Try it → A verbatim printing of the entries that follow is needed; pictures must not appear in it.
━━━━━ Task material ━━━━━
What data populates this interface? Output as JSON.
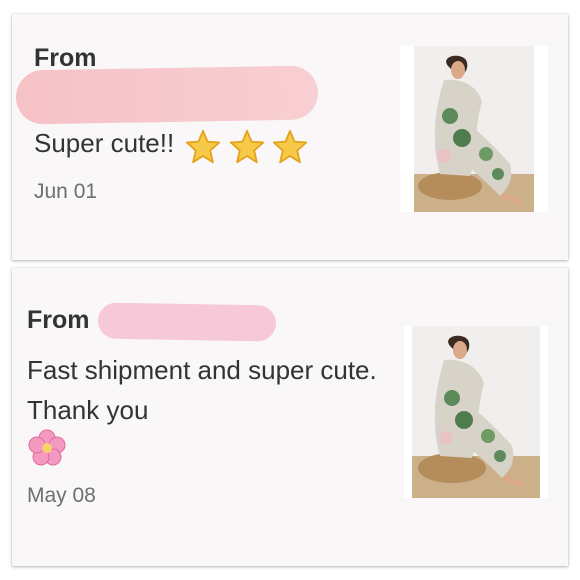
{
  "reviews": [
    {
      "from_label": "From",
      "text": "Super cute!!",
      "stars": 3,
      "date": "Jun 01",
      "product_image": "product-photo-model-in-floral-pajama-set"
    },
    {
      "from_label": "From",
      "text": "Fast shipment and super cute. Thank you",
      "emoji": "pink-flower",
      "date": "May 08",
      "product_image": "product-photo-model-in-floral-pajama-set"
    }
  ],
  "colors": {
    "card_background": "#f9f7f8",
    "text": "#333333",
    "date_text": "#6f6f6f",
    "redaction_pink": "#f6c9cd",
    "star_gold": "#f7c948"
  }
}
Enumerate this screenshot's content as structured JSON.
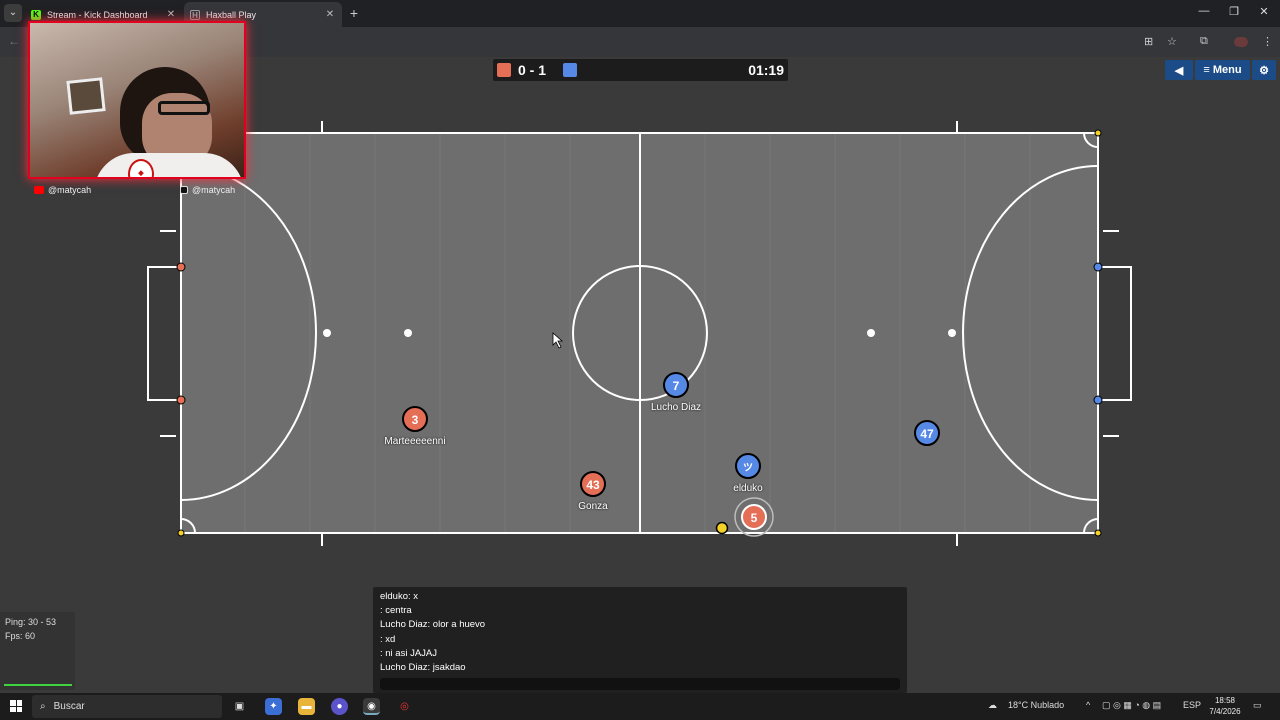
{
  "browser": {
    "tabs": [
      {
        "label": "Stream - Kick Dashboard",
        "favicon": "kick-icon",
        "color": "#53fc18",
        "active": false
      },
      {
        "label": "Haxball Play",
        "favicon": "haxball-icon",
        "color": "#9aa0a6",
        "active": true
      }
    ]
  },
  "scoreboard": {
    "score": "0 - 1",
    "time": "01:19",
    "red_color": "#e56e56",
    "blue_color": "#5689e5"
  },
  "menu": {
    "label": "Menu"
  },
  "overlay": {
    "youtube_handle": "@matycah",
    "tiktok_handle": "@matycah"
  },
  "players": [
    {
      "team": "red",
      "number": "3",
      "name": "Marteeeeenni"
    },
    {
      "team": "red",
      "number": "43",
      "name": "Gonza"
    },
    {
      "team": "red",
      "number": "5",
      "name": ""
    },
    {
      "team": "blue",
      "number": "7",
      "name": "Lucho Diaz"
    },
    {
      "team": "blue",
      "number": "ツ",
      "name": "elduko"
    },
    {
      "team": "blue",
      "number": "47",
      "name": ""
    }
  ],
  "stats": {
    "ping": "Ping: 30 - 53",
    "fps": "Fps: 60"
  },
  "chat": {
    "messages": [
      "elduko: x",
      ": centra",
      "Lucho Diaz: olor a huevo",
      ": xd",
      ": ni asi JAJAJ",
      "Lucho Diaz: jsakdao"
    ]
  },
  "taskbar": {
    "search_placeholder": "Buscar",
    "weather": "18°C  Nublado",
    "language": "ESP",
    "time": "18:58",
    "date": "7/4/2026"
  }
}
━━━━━
Your response →
What data populates this interface? Output as JSON.
{
  "reviews": [
    {
      "from_label": "From",
      "text": "Super cute!!",
      "stars": 3,
      "date": "Jun 01",
      "product_image": "product-photo-model-in-floral-pajama-set"
    },
    {
      "from_label": "From",
      "text": "Fast shipment and super cute. Thank you",
      "emoji": "pink-flower",
      "date": "May 08",
      "product_image": "product-photo-model-in-floral-pajama-set"
    }
  ],
  "colors": {
    "card_background": "#f9f7f8",
    "text": "#333333",
    "date_text": "#6f6f6f",
    "redaction_pink": "#f6c9cd",
    "star_gold": "#f7c948"
  }
}
Enumerate this screenshot's content as structured JSON.
{
  "browser": {
    "tabs": [
      {
        "label": "Stream - Kick Dashboard",
        "favicon": "kick-icon",
        "color": "#53fc18",
        "active": false
      },
      {
        "label": "Haxball Play",
        "favicon": "haxball-icon",
        "color": "#9aa0a6",
        "active": true
      }
    ]
  },
  "scoreboard": {
    "score": "0 - 1",
    "time": "01:19",
    "red_color": "#e56e56",
    "blue_color": "#5689e5"
  },
  "menu": {
    "label": "Menu"
  },
  "overlay": {
    "youtube_handle": "@matycah",
    "tiktok_handle": "@matycah"
  },
  "players": [
    {
      "team": "red",
      "number": "3",
      "name": "Marteeeeenni"
    },
    {
      "team": "red",
      "number": "43",
      "name": "Gonza"
    },
    {
      "team": "red",
      "number": "5",
      "name": ""
    },
    {
      "team": "blue",
      "number": "7",
      "name": "Lucho Diaz"
    },
    {
      "team": "blue",
      "number": "ツ",
      "name": "elduko"
    },
    {
      "team": "blue",
      "number": "47",
      "name": ""
    }
  ],
  "stats": {
    "ping": "Ping: 30 - 53",
    "fps": "Fps: 60"
  },
  "chat": {
    "messages": [
      "elduko: x",
      ": centra",
      "Lucho Diaz: olor a huevo",
      ": xd",
      ": ni asi JAJAJ",
      "Lucho Diaz: jsakdao"
    ]
  },
  "taskbar": {
    "search_placeholder": "Buscar",
    "weather": "18°C  Nublado",
    "language": "ESP",
    "time": "18:58",
    "date": "7/4/2026"
  }
}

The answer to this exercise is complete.